[Saved entries]
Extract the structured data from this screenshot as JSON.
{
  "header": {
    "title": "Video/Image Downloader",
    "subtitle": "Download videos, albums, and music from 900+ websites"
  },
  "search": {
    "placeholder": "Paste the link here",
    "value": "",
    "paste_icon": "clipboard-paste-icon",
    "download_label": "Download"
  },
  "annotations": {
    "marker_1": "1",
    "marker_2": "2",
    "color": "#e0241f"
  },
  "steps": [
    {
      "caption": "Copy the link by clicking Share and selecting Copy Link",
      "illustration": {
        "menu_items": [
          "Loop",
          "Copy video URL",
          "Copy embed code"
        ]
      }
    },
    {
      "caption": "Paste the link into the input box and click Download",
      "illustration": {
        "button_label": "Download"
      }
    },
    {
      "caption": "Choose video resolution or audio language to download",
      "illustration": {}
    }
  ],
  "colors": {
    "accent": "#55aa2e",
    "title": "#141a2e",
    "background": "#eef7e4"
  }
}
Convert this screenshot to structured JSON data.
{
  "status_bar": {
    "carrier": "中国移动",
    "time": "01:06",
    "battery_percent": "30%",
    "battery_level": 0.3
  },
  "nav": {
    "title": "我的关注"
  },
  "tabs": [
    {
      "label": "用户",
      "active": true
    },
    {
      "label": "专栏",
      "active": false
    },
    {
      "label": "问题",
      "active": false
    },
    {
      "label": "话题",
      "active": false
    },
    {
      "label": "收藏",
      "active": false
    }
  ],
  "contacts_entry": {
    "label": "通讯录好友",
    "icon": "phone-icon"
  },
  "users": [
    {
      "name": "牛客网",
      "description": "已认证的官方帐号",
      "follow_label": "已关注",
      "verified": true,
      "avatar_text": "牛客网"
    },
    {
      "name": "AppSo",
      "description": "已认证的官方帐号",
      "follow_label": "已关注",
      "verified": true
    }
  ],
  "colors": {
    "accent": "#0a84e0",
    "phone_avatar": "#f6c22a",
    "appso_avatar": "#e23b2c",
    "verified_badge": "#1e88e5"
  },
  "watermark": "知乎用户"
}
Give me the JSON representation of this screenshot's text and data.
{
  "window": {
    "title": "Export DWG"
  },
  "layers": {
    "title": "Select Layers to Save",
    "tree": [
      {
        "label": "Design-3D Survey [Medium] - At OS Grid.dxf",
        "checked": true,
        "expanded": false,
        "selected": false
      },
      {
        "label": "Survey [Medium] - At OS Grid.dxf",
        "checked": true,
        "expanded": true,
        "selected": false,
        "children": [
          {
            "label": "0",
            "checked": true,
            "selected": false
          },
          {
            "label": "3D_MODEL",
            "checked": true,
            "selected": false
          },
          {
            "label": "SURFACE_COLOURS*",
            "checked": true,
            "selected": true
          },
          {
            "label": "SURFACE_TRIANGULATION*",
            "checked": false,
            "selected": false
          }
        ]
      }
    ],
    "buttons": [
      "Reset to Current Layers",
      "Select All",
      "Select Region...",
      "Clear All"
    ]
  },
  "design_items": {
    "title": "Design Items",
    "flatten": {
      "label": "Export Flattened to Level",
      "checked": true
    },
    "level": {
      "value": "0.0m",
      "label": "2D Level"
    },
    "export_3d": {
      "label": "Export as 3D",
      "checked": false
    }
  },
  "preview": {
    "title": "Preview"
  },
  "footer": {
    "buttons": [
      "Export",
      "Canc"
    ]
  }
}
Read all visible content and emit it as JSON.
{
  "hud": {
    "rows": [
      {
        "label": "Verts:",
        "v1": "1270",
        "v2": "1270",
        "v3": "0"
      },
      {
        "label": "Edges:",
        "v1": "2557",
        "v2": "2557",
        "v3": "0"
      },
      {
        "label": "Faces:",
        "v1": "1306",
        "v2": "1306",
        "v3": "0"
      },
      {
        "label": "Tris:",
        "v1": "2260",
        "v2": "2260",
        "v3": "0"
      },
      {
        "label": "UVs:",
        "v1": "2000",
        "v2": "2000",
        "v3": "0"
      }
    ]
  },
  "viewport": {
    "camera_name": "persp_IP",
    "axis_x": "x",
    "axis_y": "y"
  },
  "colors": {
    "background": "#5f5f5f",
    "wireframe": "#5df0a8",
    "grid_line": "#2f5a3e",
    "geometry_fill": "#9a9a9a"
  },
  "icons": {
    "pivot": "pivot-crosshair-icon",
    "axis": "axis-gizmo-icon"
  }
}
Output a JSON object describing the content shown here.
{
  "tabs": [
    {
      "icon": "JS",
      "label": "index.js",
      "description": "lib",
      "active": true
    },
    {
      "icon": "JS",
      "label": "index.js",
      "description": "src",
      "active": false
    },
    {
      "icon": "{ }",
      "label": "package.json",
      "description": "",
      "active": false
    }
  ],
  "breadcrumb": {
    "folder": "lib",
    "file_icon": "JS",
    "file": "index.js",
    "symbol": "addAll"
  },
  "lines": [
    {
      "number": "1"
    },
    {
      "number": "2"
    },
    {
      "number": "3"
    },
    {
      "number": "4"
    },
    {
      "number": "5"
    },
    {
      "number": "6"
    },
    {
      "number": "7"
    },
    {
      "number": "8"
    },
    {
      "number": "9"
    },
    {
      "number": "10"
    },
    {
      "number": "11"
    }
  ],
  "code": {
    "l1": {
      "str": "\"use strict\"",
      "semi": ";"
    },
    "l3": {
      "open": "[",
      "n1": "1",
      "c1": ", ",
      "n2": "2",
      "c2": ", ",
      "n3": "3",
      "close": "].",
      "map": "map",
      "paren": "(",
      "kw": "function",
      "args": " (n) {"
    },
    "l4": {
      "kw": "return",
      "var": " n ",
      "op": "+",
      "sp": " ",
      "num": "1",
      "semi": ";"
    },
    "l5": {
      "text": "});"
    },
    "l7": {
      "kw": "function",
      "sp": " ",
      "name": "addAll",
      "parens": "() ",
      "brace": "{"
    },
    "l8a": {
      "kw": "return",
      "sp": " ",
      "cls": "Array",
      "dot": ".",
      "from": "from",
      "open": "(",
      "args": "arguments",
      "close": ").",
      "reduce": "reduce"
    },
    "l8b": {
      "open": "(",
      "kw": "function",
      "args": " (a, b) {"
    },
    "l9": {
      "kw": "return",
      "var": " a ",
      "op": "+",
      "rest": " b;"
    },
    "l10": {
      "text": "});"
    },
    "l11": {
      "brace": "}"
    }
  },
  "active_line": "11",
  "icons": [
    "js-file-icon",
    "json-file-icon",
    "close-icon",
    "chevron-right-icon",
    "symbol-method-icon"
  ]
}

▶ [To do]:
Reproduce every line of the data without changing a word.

▶ [Response to the task]:
Extract the structured data from this screenshot as JSON.
{
  "header": {
    "title": "Video/Image Downloader",
    "subtitle": "Download videos, albums, and music from 900+ websites"
  },
  "search": {
    "placeholder": "Paste the link here",
    "value": "",
    "paste_icon": "clipboard-paste-icon",
    "download_label": "Download"
  },
  "annotations": {
    "marker_1": "1",
    "marker_2": "2",
    "color": "#e0241f"
  },
  "steps": [
    {
      "caption": "Copy the link by clicking Share and selecting Copy Link",
      "illustration": {
        "menu_items": [
          "Loop",
          "Copy video URL",
          "Copy embed code"
        ]
      }
    },
    {
      "caption": "Paste the link into the input box and click Download",
      "illustration": {
        "button_label": "Download"
      }
    },
    {
      "caption": "Choose video resolution or audio language to download",
      "illustration": {}
    }
  ],
  "colors": {
    "accent": "#55aa2e",
    "title": "#141a2e",
    "background": "#eef7e4"
  }
}
Convert this screenshot to structured JSON data.
{
  "status_bar": {
    "carrier": "中国移动",
    "time": "01:06",
    "battery_percent": "30%",
    "battery_level": 0.3
  },
  "nav": {
    "title": "我的关注"
  },
  "tabs": [
    {
      "label": "用户",
      "active": true
    },
    {
      "label": "专栏",
      "active": false
    },
    {
      "label": "问题",
      "active": false
    },
    {
      "label": "话题",
      "active": false
    },
    {
      "label": "收藏",
      "active": false
    }
  ],
  "contacts_entry": {
    "label": "通讯录好友",
    "icon": "phone-icon"
  },
  "users": [
    {
      "name": "牛客网",
      "description": "已认证的官方帐号",
      "follow_label": "已关注",
      "verified": true,
      "avatar_text": "牛客网"
    },
    {
      "name": "AppSo",
      "description": "已认证的官方帐号",
      "follow_label": "已关注",
      "verified": true
    }
  ],
  "colors": {
    "accent": "#0a84e0",
    "phone_avatar": "#f6c22a",
    "appso_avatar": "#e23b2c",
    "verified_badge": "#1e88e5"
  },
  "watermark": "知乎用户"
}
Give me the JSON representation of this screenshot's text and data.
{
  "window": {
    "title": "Export DWG"
  },
  "layers": {
    "title": "Select Layers to Save",
    "tree": [
      {
        "label": "Design-3D Survey [Medium] - At OS Grid.dxf",
        "checked": true,
        "expanded": false,
        "selected": false
      },
      {
        "label": "Survey [Medium] - At OS Grid.dxf",
        "checked": true,
        "expanded": true,
        "selected": false,
        "children": [
          {
            "label": "0",
            "checked": true,
            "selected": false
          },
          {
            "label": "3D_MODEL",
            "checked": true,
            "selected": false
          },
          {
            "label": "SURFACE_COLOURS*",
            "checked": true,
            "selected": true
          },
          {
            "label": "SURFACE_TRIANGULATION*",
            "checked": false,
            "selected": false
          }
        ]
      }
    ],
    "buttons": [
      "Reset to Current Layers",
      "Select All",
      "Select Region...",
      "Clear All"
    ]
  },
  "design_items": {
    "title": "Design Items",
    "flatten": {
      "label": "Export Flattened to Level",
      "checked": true
    },
    "level": {
      "value": "0.0m",
      "label": "2D Level"
    },
    "export_3d": {
      "label": "Export as 3D",
      "checked": false
    }
  },
  "preview": {
    "title": "Preview"
  },
  "footer": {
    "buttons": [
      "Export",
      "Canc"
    ]
  }
}
Read all visible content and emit it as JSON.
{
  "hud": {
    "rows": [
      {
        "label": "Verts:",
        "v1": "1270",
        "v2": "1270",
        "v3": "0"
      },
      {
        "label": "Edges:",
        "v1": "2557",
        "v2": "2557",
        "v3": "0"
      },
      {
        "label": "Faces:",
        "v1": "1306",
        "v2": "1306",
        "v3": "0"
      },
      {
        "label": "Tris:",
        "v1": "2260",
        "v2": "2260",
        "v3": "0"
      },
      {
        "label": "UVs:",
        "v1": "2000",
        "v2": "2000",
        "v3": "0"
      }
    ]
  },
  "viewport": {
    "camera_name": "persp_IP",
    "axis_x": "x",
    "axis_y": "y"
  },
  "colors": {
    "background": "#5f5f5f",
    "wireframe": "#5df0a8",
    "grid_line": "#2f5a3e",
    "geometry_fill": "#9a9a9a"
  },
  "icons": {
    "pivot": "pivot-crosshair-icon",
    "axis": "axis-gizmo-icon"
  }
}
Output a JSON object describing the content shown here.
{
  "tabs": [
    {
      "icon": "JS",
      "label": "index.js",
      "description": "lib",
      "active": true
    },
    {
      "icon": "JS",
      "label": "index.js",
      "description": "src",
      "active": false
    },
    {
      "icon": "{ }",
      "label": "package.json",
      "description": "",
      "active": false
    }
  ],
  "breadcrumb": {
    "folder": "lib",
    "file_icon": "JS",
    "file": "index.js",
    "symbol": "addAll"
  },
  "lines": [
    {
      "number": "1"
    },
    {
      "number": "2"
    },
    {
      "number": "3"
    },
    {
      "number": "4"
    },
    {
      "number": "5"
    },
    {
      "number": "6"
    },
    {
      "number": "7"
    },
    {
      "number": "8"
    },
    {
      "number": "9"
    },
    {
      "number": "10"
    },
    {
      "number": "11"
    }
  ],
  "code": {
    "l1": {
      "str": "\"use strict\"",
      "semi": ";"
    },
    "l3": {
      "open": "[",
      "n1": "1",
      "c1": ", ",
      "n2": "2",
      "c2": ", ",
      "n3": "3",
      "close": "].",
      "map": "map",
      "paren": "(",
      "kw": "function",
      "args": " (n) {"
    },
    "l4": {
      "kw": "return",
      "var": " n ",
      "op": "+",
      "sp": " ",
      "num": "1",
      "semi": ";"
    },
    "l5": {
      "text": "});"
    },
    "l7": {
      "kw": "function",
      "sp": " ",
      "name": "addAll",
      "parens": "() ",
      "brace": "{"
    },
    "l8a": {
      "kw": "return",
      "sp": " ",
      "cls": "Array",
      "dot": ".",
      "from": "from",
      "open": "(",
      "args": "arguments",
      "close": ").",
      "reduce": "reduce"
    },
    "l8b": {
      "open": "(",
      "kw": "function",
      "args": " (a, b) {"
    },
    "l9": {
      "kw": "return",
      "var": " a ",
      "op": "+",
      "rest": " b;"
    },
    "l10": {
      "text": "});"
    },
    "l11": {
      "brace": "}"
    }
  },
  "active_line": "11",
  "icons": [
    "js-file-icon",
    "json-file-icon",
    "close-icon",
    "chevron-right-icon",
    "symbol-method-icon"
  ]
}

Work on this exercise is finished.